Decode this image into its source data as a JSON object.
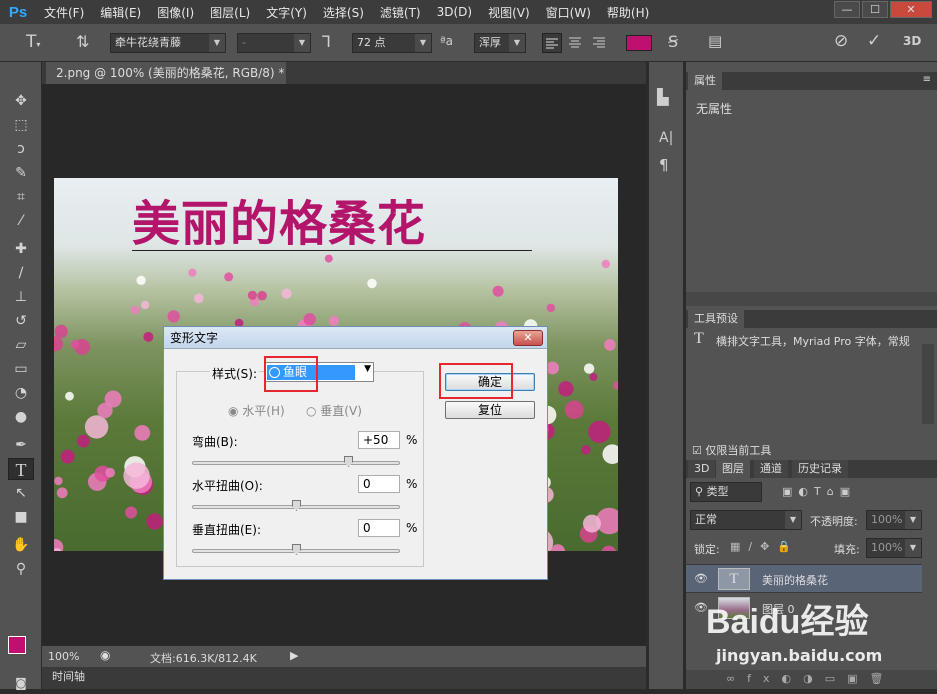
{
  "app": {
    "logo": "Ps",
    "accent": "#31a8ff"
  },
  "menu": [
    "文件(F)",
    "编辑(E)",
    "图像(I)",
    "图层(L)",
    "文字(Y)",
    "选择(S)",
    "滤镜(T)",
    "3D(D)",
    "视图(V)",
    "窗口(W)",
    "帮助(H)"
  ],
  "window_controls": {
    "min": "—",
    "max": "☐",
    "close": "✕"
  },
  "options": {
    "font_family": "牵牛花绕青藤",
    "font_style": "-",
    "font_size": "72 点",
    "aa_label": "ªa",
    "antialias": "浑厚",
    "text_color": "#c0106f",
    "three_d": "3D"
  },
  "document": {
    "tab": "2.png @ 100% (美丽的格桑花, RGB/8) *",
    "close": "×",
    "title_text": "美丽的格桑花",
    "title_color": "#b2156a"
  },
  "status": {
    "zoom": "100%",
    "doc": "文档:616.3K/812.4K"
  },
  "timeline": "时间轴",
  "panels": {
    "properties": {
      "tab": "属性",
      "content": "无属性"
    },
    "tool_presets": {
      "tab": "工具预设",
      "item": "横排文字工具，Myriad Pro 字体，常规",
      "only_current": "仅限当前工具"
    },
    "layers": {
      "tabs": [
        "3D",
        "图层",
        "通道",
        "历史记录"
      ],
      "filter": "类型",
      "blend": "正常",
      "opacity_label": "不透明度:",
      "opacity": "100%",
      "lock_label": "锁定:",
      "fill_label": "填充:",
      "fill": "100%",
      "rows": [
        {
          "name": "美丽的格桑花",
          "thumb": "T",
          "selected": true
        },
        {
          "name": "图层 0",
          "thumb": "",
          "selected": false
        }
      ]
    }
  },
  "dialog": {
    "title": "变形文字",
    "style_label": "样式(S):",
    "style_value": "鱼眼",
    "horizontal": "水平(H)",
    "vertical": "垂直(V)",
    "bend_label": "弯曲(B):",
    "bend": "+50",
    "hdist_label": "水平扭曲(O):",
    "hdist": "0",
    "vdist_label": "垂直扭曲(E):",
    "vdist": "0",
    "pct": "%",
    "ok": "确定",
    "reset": "复位",
    "bend_level": 0.75,
    "hdist_level": 0.5,
    "vdist_level": 0.5
  },
  "watermark": {
    "brand": "Baidu经验",
    "url": "jingyan.baidu.com"
  }
}
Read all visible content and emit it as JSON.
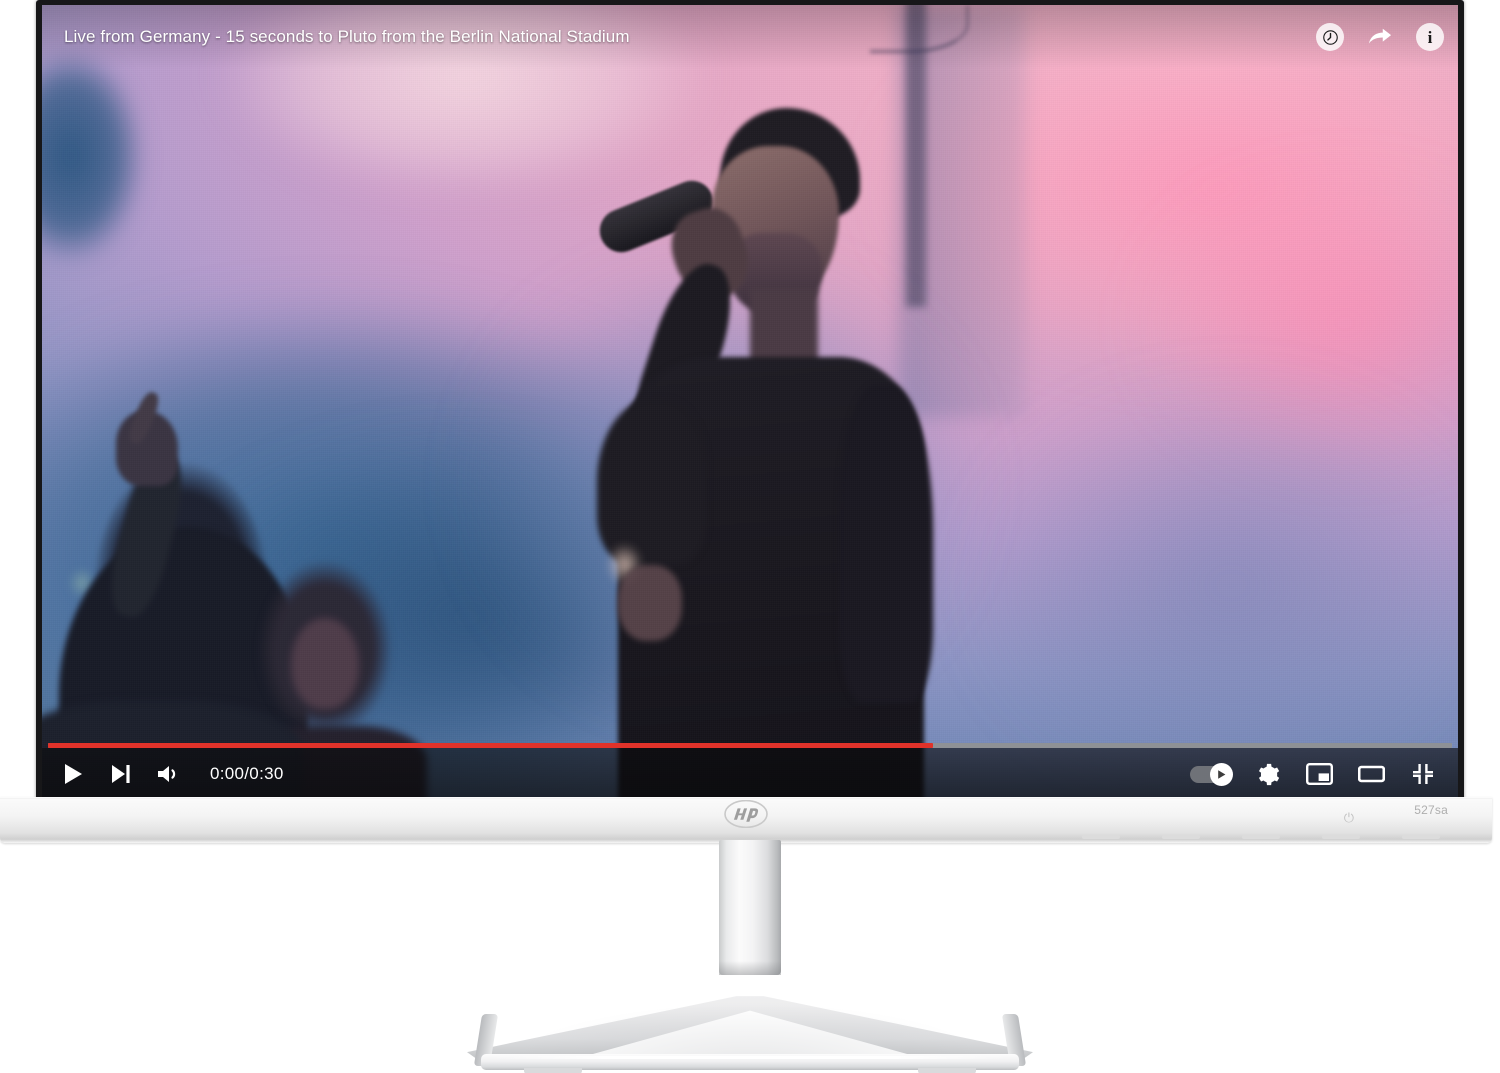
{
  "player": {
    "video_title": "Live from Germany - 15 seconds to Pluto from the Berlin National Stadium",
    "time_display": "0:00/0:30",
    "current_time": "0:00",
    "duration": "0:30",
    "progress_percent": 63,
    "progress_color": "#e0322a",
    "track_color": "#8e9196",
    "autoplay_on": true,
    "title_actions": [
      {
        "name": "watch-later-icon",
        "label": "Watch later"
      },
      {
        "name": "share-icon",
        "label": "Share"
      },
      {
        "name": "info-icon",
        "label": "i"
      }
    ],
    "left_controls": [
      {
        "name": "play-button",
        "label": "Play"
      },
      {
        "name": "next-button",
        "label": "Next"
      },
      {
        "name": "volume-button",
        "label": "Volume"
      }
    ],
    "right_controls": [
      {
        "name": "autoplay-toggle",
        "label": "Autoplay"
      },
      {
        "name": "settings-button",
        "label": "Settings"
      },
      {
        "name": "miniplayer-button",
        "label": "Miniplayer"
      },
      {
        "name": "theater-button",
        "label": "Theater mode"
      },
      {
        "name": "fullscreen-button",
        "label": "Full screen"
      }
    ]
  },
  "monitor": {
    "brand": "hp",
    "model": "527sa",
    "power_symbol": "⏻",
    "bezel_color": "#f4f4f4",
    "frame_color": "#171719"
  }
}
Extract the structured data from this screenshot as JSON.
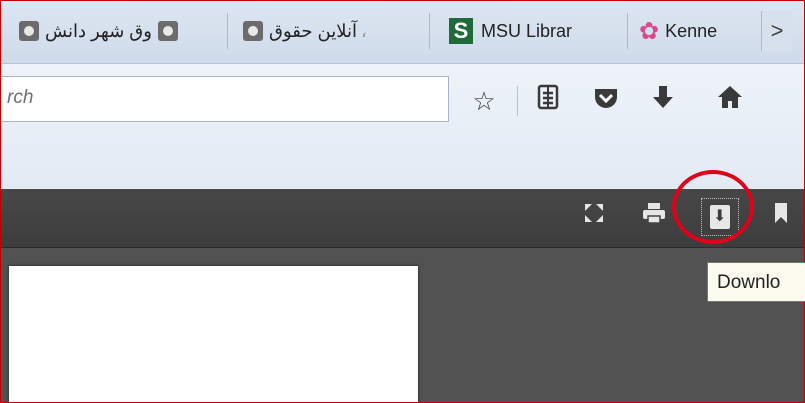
{
  "bookmarks": [
    {
      "label": "وق شهر دانش",
      "icon": "site-favicon"
    },
    {
      "label": "آنلاین حقوق",
      "icon": "site-favicon",
      "prefix": "،"
    },
    {
      "label": "MSU Librar",
      "icon": "msu-s-logo",
      "icon_text": "S"
    },
    {
      "label": "Kenne",
      "icon": "kenne-flower-logo"
    }
  ],
  "bookmarks_more_glyph": ">",
  "search": {
    "value": "rch"
  },
  "toolbar_icons": [
    "bookmark-star-icon",
    "reading-list-icon",
    "pocket-icon",
    "downloads-icon",
    "home-icon"
  ],
  "viewer_toolbar_icons": [
    "fullscreen-icon",
    "print-icon",
    "download-icon",
    "bookmark-icon"
  ],
  "tooltip": {
    "text": "Downlo"
  },
  "colors": {
    "highlight_circle": "#e1001a",
    "viewer_toolbar": "#434343",
    "viewer_bg": "#525252",
    "msu_green": "#1f6b3a"
  }
}
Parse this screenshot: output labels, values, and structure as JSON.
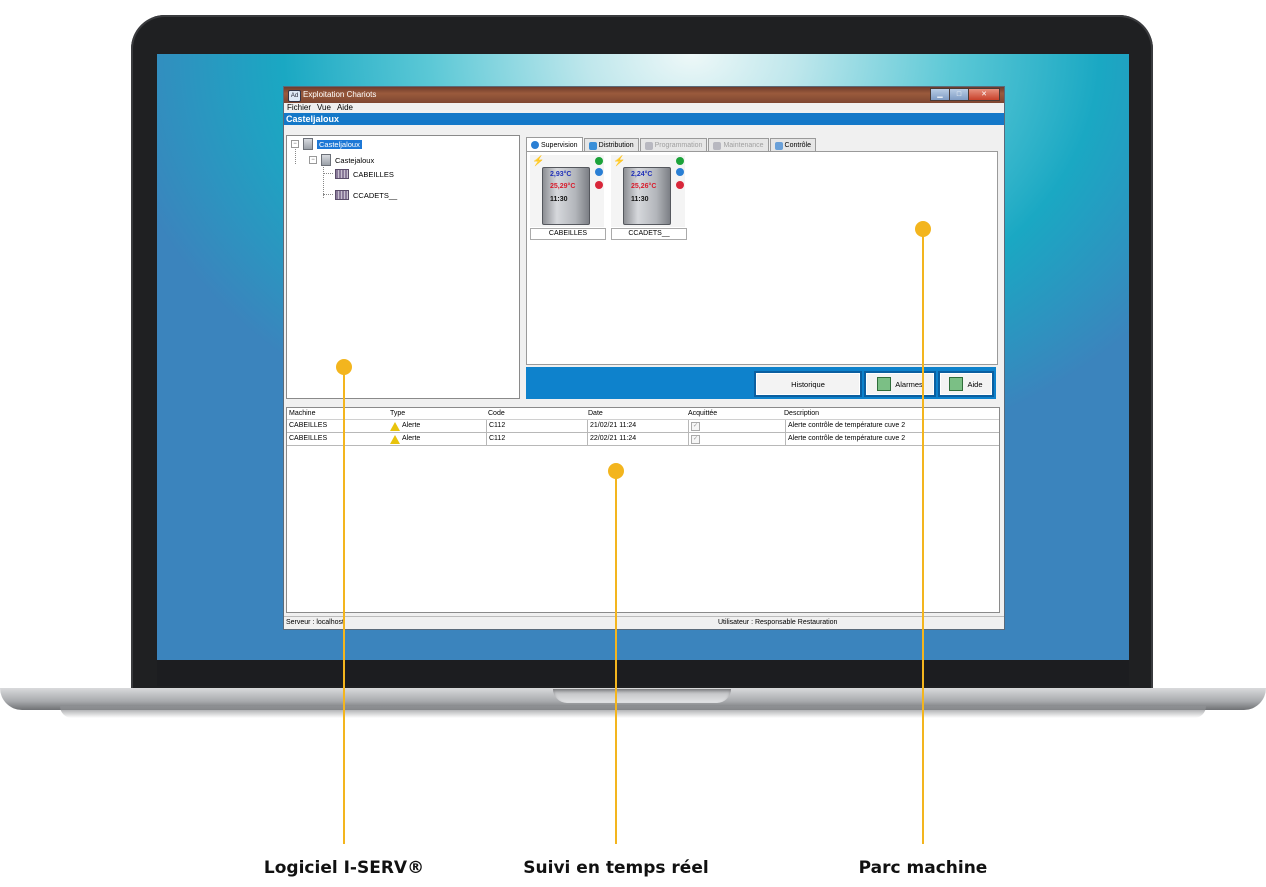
{
  "window": {
    "title": "Exploitation Chariots",
    "app_icon": "Ad",
    "menu": [
      "Fichier",
      "Vue",
      "Aide"
    ],
    "site_header": "Casteljaloux"
  },
  "tree": {
    "root": "Casteljaloux",
    "group": "Castejaloux",
    "items": [
      "CABEILLES",
      "CCADETS__"
    ]
  },
  "tabs": [
    {
      "label": "Supervision",
      "state": "active"
    },
    {
      "label": "Distribution",
      "state": "enabled"
    },
    {
      "label": "Programmation",
      "state": "disabled"
    },
    {
      "label": "Maintenance",
      "state": "disabled"
    },
    {
      "label": "Contrôle",
      "state": "enabled"
    }
  ],
  "carts": [
    {
      "name": "CABEILLES",
      "cold_temp": "2,93°C",
      "hot_temp": "25,29°C",
      "time": "11:30",
      "status_color": "#1ca33a"
    },
    {
      "name": "CCADETS__",
      "cold_temp": "2,24°C",
      "hot_temp": "25,26°C",
      "time": "11:30",
      "status_color": "#1ca33a"
    }
  ],
  "buttons": {
    "historique": "Historique",
    "alarmes": "Alarmes",
    "aide": "Aide"
  },
  "grid": {
    "headers": [
      "Machine",
      "Type",
      "Code",
      "Date",
      "Acquittée",
      "Description"
    ],
    "rows": [
      {
        "machine": "CABEILLES",
        "type": "Alerte",
        "code": "C112",
        "date": "21/02/21 11:24",
        "description": "Alerte contrôle de température cuve 2"
      },
      {
        "machine": "CABEILLES",
        "type": "Alerte",
        "code": "C112",
        "date": "22/02/21 11:24",
        "description": "Alerte contrôle de température cuve 2"
      }
    ]
  },
  "status": {
    "server": "Serveur : localhost",
    "user": "Utilisateur : Responsable Restauration"
  },
  "callouts": {
    "left": "Logiciel I-SERV®",
    "center": "Suivi en temps réel",
    "right": "Parc machine"
  },
  "colors": {
    "accent": "#f3b51e",
    "site_bar": "#1478c8",
    "button_bar": "#0e82cc"
  }
}
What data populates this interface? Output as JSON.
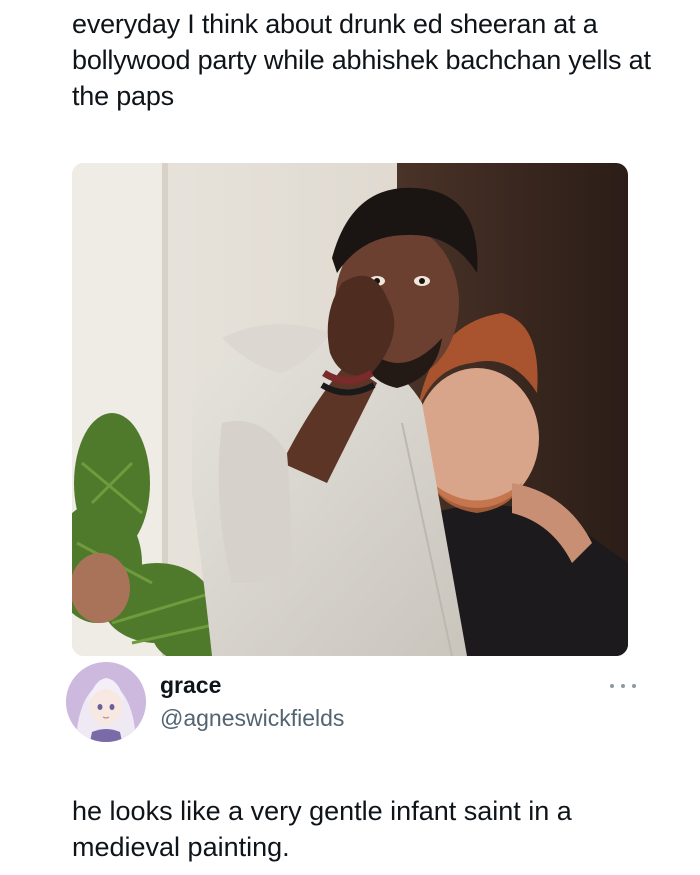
{
  "caption": {
    "text": "everyday I think about drunk ed sheeran at a bollywood party while abhishek bachchan yells at the paps"
  },
  "photo": {
    "icon": "photo-image"
  },
  "tweet": {
    "display_name": "grace",
    "handle": "@agneswickfields",
    "avatar_icon": "anime-avatar-icon",
    "more_icon": "more-options-icon",
    "text": "he looks like a very gentle infant saint in a medieval painting."
  }
}
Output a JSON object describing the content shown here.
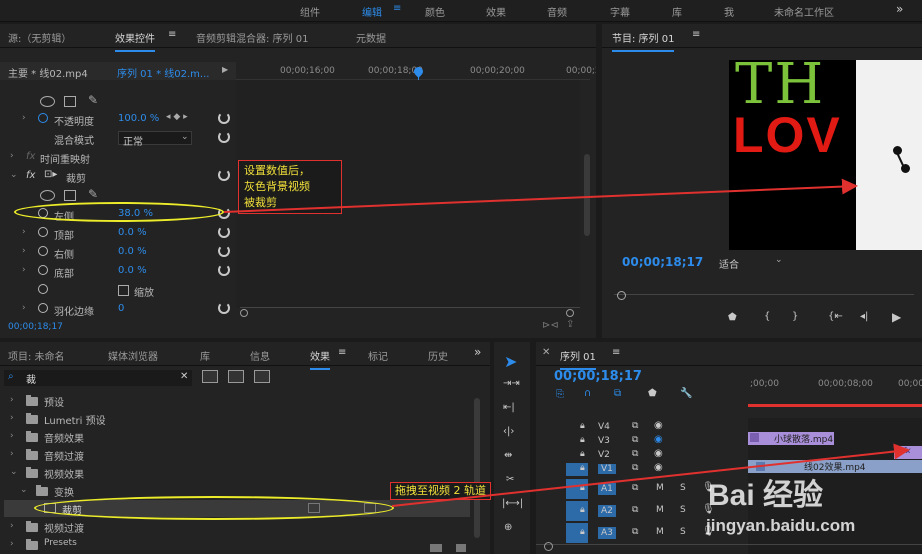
{
  "top_menu": {
    "items": [
      "组件",
      "编辑",
      "颜色",
      "效果",
      "音频",
      "字幕",
      "库",
      "我",
      "未命名工作区"
    ],
    "active": "编辑",
    "more": "»"
  },
  "effect_controls": {
    "tabs": [
      "源:（无剪辑）",
      "效果控件",
      "音频剪辑混合器: 序列 01",
      "元数据"
    ],
    "active_tab": "效果控件",
    "master": "主要 * 线02.mp4",
    "clip": "序列 01 * 线02.m...",
    "ruler": [
      "00;00;16;00",
      "00;00;18;00",
      "00;00;20;00",
      "00;00;2"
    ],
    "rows": {
      "opacity_label": "不透明度",
      "opacity_value": "100.0 %",
      "blend_label": "混合模式",
      "blend_value": "正常",
      "time_remap": "时间重映射",
      "crop_label": "裁剪",
      "left_label": "左侧",
      "left_value": "38.0 %",
      "top_label": "顶部",
      "top_value": "0.0 %",
      "right_label": "右侧",
      "right_value": "0.0 %",
      "bottom_label": "底部",
      "bottom_value": "0.0 %",
      "zoom_label": "缩放",
      "feather_label": "羽化边缘",
      "feather_value": "0"
    },
    "timecode": "00;00;18;17"
  },
  "program": {
    "title": "节目: 序列 01",
    "timecode": "00;00;18;17",
    "fit": "适合",
    "preview_text_top": "TH",
    "preview_text_bottom": "LOV"
  },
  "project": {
    "tabs": [
      "项目: 未命名",
      "媒体浏览器",
      "库",
      "信息",
      "效果",
      "标记",
      "历史"
    ],
    "active_tab": "效果",
    "search_value": "裁",
    "tree": [
      "预设",
      "Lumetri 预设",
      "音频效果",
      "音频过渡",
      "视频效果",
      "变换",
      "裁剪",
      "视频过渡",
      "Presets"
    ]
  },
  "timeline": {
    "title": "序列 01",
    "timecode": "00;00;18;17",
    "ruler": [
      ";00;00",
      "00;00;08;00",
      "00;00"
    ],
    "video_tracks": [
      "V4",
      "V3",
      "V2",
      "V1"
    ],
    "audio_tracks": [
      "A1",
      "A2",
      "A3"
    ],
    "track_buttons": {
      "mute": "M",
      "solo": "S"
    },
    "clip_v3": "小球散落.mp4",
    "clip_v1": "线02效果.mp4",
    "clip_v2_fx": "fx"
  },
  "annotations": {
    "note1": [
      "设置数值后，",
      "灰色背景视频",
      "被裁剪"
    ],
    "note2": "拖拽至视频 2 轨道"
  },
  "watermark": {
    "brand": "Bai 经验",
    "url": "jingyan.baidu.com"
  },
  "colors": {
    "accent": "#2d8ceb",
    "annotation_red": "#e0312f",
    "annotation_yellow": "#ecec2a",
    "clip_purple": "#a98fd9",
    "clip_blue": "#8aa0c8"
  }
}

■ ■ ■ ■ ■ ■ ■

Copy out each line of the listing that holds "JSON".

* **Solution to the problem**:
Decode this image into its source data as a JSON object.
Read all visible content and emit it as JSON.
Extract the structured data from this screenshot as JSON.
Parse this screenshot: output labels, values, and structure as JSON.
What data populates this interface? Output as JSON.
Output a JSON object describing the content shown here.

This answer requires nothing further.